Anchorage Downtown Partnership pushes 8-step safety plan

The head of the Anchorage Downtown Partnership is pushing what he calls an "eight-step plan" to make downtown Anchorage a safer place, with proposals that range from adding more cops to training visitors to call security if they see someone jiggling locks on car doors.

In a presentation to the Anchorage Assembly's public safety committee last week, Jamie Boring, the partnership's executive director, said he wants to make downtown safer and more inviting to visitors.

His proposed plan also included a request for a dedicated safety van to pick up drunk people in the downtown area and a contract with a private security company for late-night bar patrols.

Boring's presentation was the latest indication of how downtown agencies are trying to cover gaps left by the city's overtaxed police department, beyond the recent launch of a security hotline.

Boring's organization, a nonprofit corporation funded by a special tax on downtown businesses, offers services that include cleaning up the streets, responding to incidents and rousting people sleeping on the street early in the morning.

[Anchorage faces a grim year as Berkowitz unveils deep cuts in 2017 budget proposal]

"Every community in Anchorage has concerns about what's going on with public safety," Boring said in an interview. "The Anchorage Downtown Partnership is no different. The only difference is that we are delivering a product of community policing."


His plan has these elements:

  • Training downtown residents, employees and visitors to observe and report suspicious activity.
  • Dividing downtown into six grids and assigning a “security ambassador” to each, with two security supervisors in vehicles for the entire area.
  • Re-establishing a downtown “beat” for the Anchorage Police Department and dedicating two officers each shift to the downtown area, while increasing enforcement of anti-smoking laws and other ordinances.
  • Working with the city homeless coordinator to increase contact with adults and youth who are living on the street downtown and struggling with substance abuse and mental illness.
  • Dedicating an Anchorage Safety Patrol van, which responds to people who appear to be intoxicated in public, to the downtown area.
  • Finding a way for private security companies to be more involved with responding to incidents outside of their immediate businesses.
  • Contracting with a private security company to patrol the bar-break hours.
  • Allowing companies to hire ambassadors for special security details.

City officials said they would consider Boring's proposals that would require city resources, but made no commitments. The city is facing a steep budget deficit for the upcoming year.

"All of the points are good points, and at least worth exploring as we try to get a handle on this increase in crime," said Assembly member Bill Evans, chair of the public safety committee.

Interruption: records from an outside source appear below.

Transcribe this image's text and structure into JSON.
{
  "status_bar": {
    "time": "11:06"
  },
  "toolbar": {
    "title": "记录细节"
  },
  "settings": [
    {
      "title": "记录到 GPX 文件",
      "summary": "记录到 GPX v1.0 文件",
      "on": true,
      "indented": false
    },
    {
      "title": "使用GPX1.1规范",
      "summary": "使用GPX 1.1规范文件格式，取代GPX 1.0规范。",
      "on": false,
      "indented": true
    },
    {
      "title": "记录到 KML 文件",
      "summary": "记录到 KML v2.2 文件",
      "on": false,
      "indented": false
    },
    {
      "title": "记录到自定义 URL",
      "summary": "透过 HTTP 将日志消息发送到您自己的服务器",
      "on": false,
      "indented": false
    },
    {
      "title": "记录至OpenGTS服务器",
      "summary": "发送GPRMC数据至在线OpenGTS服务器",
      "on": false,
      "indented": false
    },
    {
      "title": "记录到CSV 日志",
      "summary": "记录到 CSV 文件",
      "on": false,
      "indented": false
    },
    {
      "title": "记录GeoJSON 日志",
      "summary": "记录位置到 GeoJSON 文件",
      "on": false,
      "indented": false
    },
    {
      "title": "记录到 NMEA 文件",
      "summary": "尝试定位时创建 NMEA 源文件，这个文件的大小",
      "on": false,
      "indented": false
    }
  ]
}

He added: "I think it's a pretty serious proposal. I don't know if we'll be able to do all of his points, but I think some of them may be good, efficient solutions to some of downtown's problems."

APD Chief Chris Tolley said during the public safety meeting he hadn't discussed Boring's proposals with anyone. He noted adding police downtown would mean taking them away from another part of the city.

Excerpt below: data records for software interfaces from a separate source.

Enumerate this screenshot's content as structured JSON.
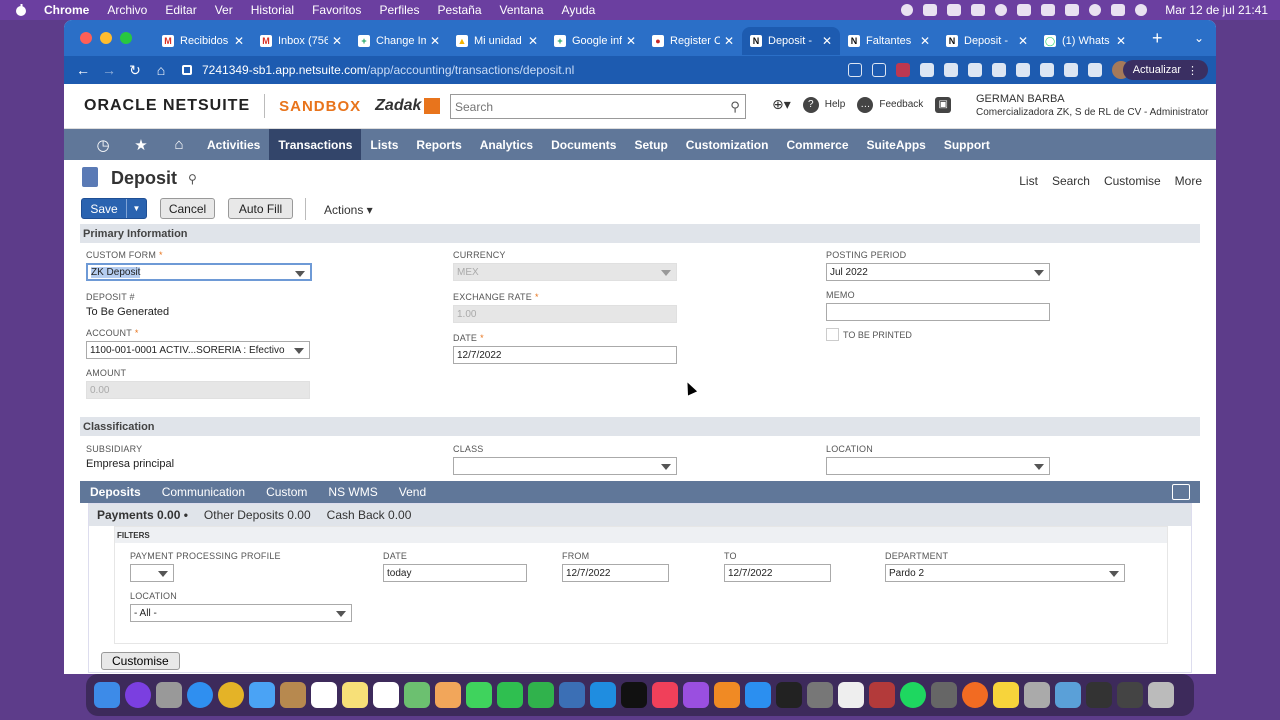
{
  "menubar": {
    "app": "Chrome",
    "items": [
      "Archivo",
      "Editar",
      "Ver",
      "Historial",
      "Favoritos",
      "Perfiles",
      "Pestaña",
      "Ventana",
      "Ayuda"
    ],
    "clock": "Mar 12 de jul  21:41"
  },
  "tabs": [
    {
      "title": "Recibidos",
      "icon": "gmail-icon",
      "color": "#d93025",
      "glyph": "M"
    },
    {
      "title": "Inbox (756",
      "icon": "gmail-icon",
      "color": "#d93025",
      "glyph": "M"
    },
    {
      "title": "Change Im",
      "icon": "sheets-icon",
      "color": "#0f9d58",
      "glyph": "+"
    },
    {
      "title": "Mi unidad",
      "icon": "drive-icon",
      "color": "#f4b400",
      "glyph": "▲"
    },
    {
      "title": "Google inf",
      "icon": "sheets-icon",
      "color": "#0f9d58",
      "glyph": "+"
    },
    {
      "title": "Register C",
      "icon": "drop-icon",
      "color": "#c62828",
      "glyph": "●"
    },
    {
      "title": "Deposit -",
      "icon": "netsuite-icon",
      "color": "#111111",
      "glyph": "N",
      "active": true
    },
    {
      "title": "Faltantes",
      "icon": "netsuite-icon",
      "color": "#111111",
      "glyph": "N"
    },
    {
      "title": "Deposit -",
      "icon": "netsuite-icon",
      "color": "#111111",
      "glyph": "N"
    },
    {
      "title": "(1) Whats",
      "icon": "whatsapp-icon",
      "color": "#25d366",
      "glyph": "◯"
    }
  ],
  "address": {
    "host": "7241349-sb1.app.netsuite.com",
    "path": "/app/accounting/transactions/deposit.nl"
  },
  "update_label": "Actualizar",
  "header": {
    "oracle": "ORACLE NETSUITE",
    "sandbox": "SANDBOX",
    "brand": "Zadak",
    "search_placeholder": "Search",
    "help": "Help",
    "feedback": "Feedback",
    "user_name": "GERMAN BARBA",
    "user_role": "Comercializadora ZK, S de RL de CV - Administrator"
  },
  "nav": [
    "Activities",
    "Transactions",
    "Lists",
    "Reports",
    "Analytics",
    "Documents",
    "Setup",
    "Customization",
    "Commerce",
    "SuiteApps",
    "Support"
  ],
  "page": {
    "title": "Deposit",
    "links": [
      "List",
      "Search",
      "Customise",
      "More"
    ],
    "save": "Save",
    "cancel": "Cancel",
    "autofill": "Auto Fill",
    "actions": "Actions ▾"
  },
  "primary": {
    "heading": "Primary Information",
    "custom_form_label": "CUSTOM FORM",
    "custom_form": "ZK Deposit",
    "deposit_no_label": "DEPOSIT #",
    "deposit_no": "To Be Generated",
    "account_label": "ACCOUNT",
    "account": "1100-001-0001 ACTIV...SORERIA : Efectivo",
    "amount_label": "AMOUNT",
    "amount": "0.00",
    "currency_label": "CURRENCY",
    "currency": "MEX",
    "exchange_label": "EXCHANGE RATE",
    "exchange": "1.00",
    "date_label": "DATE",
    "date": "12/7/2022",
    "posting_label": "POSTING PERIOD",
    "posting": "Jul 2022",
    "memo_label": "MEMO",
    "memo": "",
    "printed_label": "TO BE PRINTED"
  },
  "classification": {
    "heading": "Classification",
    "subsidiary_label": "SUBSIDIARY",
    "subsidiary": "Empresa principal",
    "class_label": "CLASS",
    "class": "",
    "location_label": "LOCATION",
    "location": ""
  },
  "subtabs": [
    "Deposits",
    "Communication",
    "Custom",
    "NS WMS",
    "Vend"
  ],
  "deposit_tabs": [
    "Payments 0.00 •",
    "Other Deposits 0.00",
    "Cash Back 0.00"
  ],
  "filters": {
    "heading": "FILTERS",
    "profile_label": "PAYMENT PROCESSING PROFILE",
    "date_label": "DATE",
    "date": "today",
    "from_label": "FROM",
    "from": "12/7/2022",
    "to_label": "TO",
    "to": "12/7/2022",
    "department_label": "DEPARTMENT",
    "department": "Pardo 2",
    "location_label": "LOCATION",
    "location": "- All -"
  },
  "customise_btn": "Customise"
}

Tolley and other police officials have said the department doesn't yet have the manpower to do traditional "beat" policing, where cops are responsible just for certain areas of the city.

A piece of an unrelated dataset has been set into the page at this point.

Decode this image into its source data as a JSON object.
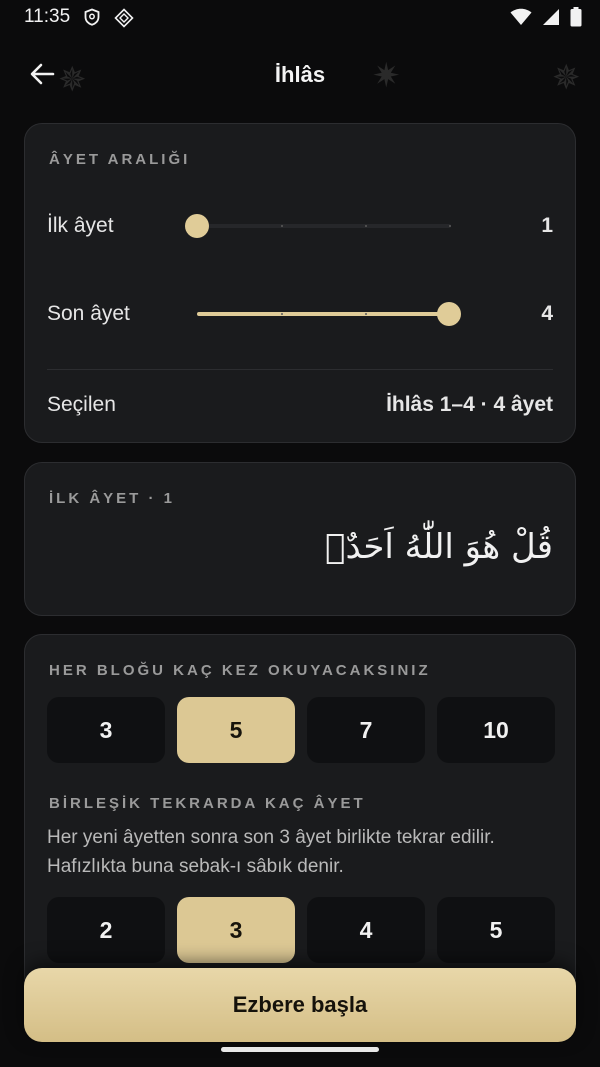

The director of the city health department, Melinda Freemon, made a similar comment about the idea of a dedicated Safety Patrol van. She said a van would come at the expense of covering other areas.

The Anchorage Downtown Partnership generates revenue of about $1.1 million a year through a tax on downtown business owners.

The yellow- and orange-vested ambassadors — referred to by some downtown street regulars as "bumblebees" — patrol 120 city blocks, from Gambell Street to L Street and First Avenue to Ninth Avenue. They wash the streets, pick up trash and clear sidewalks in winter.

Boring said the ambassadors currently function as a stand-in for police or private security. He presented data showing the organization conducted 34,105 security checks this year.

He also showed pictures in the slideshow of a shattered window at a Fourth Avenue building and people sleeping outside wrapped up in electric blankets, plugged into outlets near Peratrovich Park.

The ambassadors don't carry guns or pepper spray, Boring said. He said the ambassadors are trained to "get between you and the problem," but aren't supposed to touch people.

He said the grid proposal is aimed at making ambassadors more efficient in responding to calls, and more in touch with businesses in those areas.

Boring also said the downtown partnership is preparing to offer "awareness" training to people who visit and work downtown. He said the goal is to encourage more vigilance about potential problems.

"When you're walking past someone who is facedown on the concrete, and you just step over them … we want to train away from that," Boring said. "We don't want the apathy."

In February, Boring and Andrew Halcro, executive director of the Anchorage Community Development Authority, started to share security resources and use a single dispatch system and a hotline for people to call to report suspicious behavior, maintenance issues, or to ask for a safety escort.

Assembly Vice-chair Dick Traini said the Assembly would consider some of Boring's proposals in the upcoming budget process.

"We have to decide as a body what we're going to cut," Traini told Boring. "If you really want (more) downtown, we have to figure out where we can get the assets from."

Devin Kelly

Devin Kelly was an ADN staff reporter.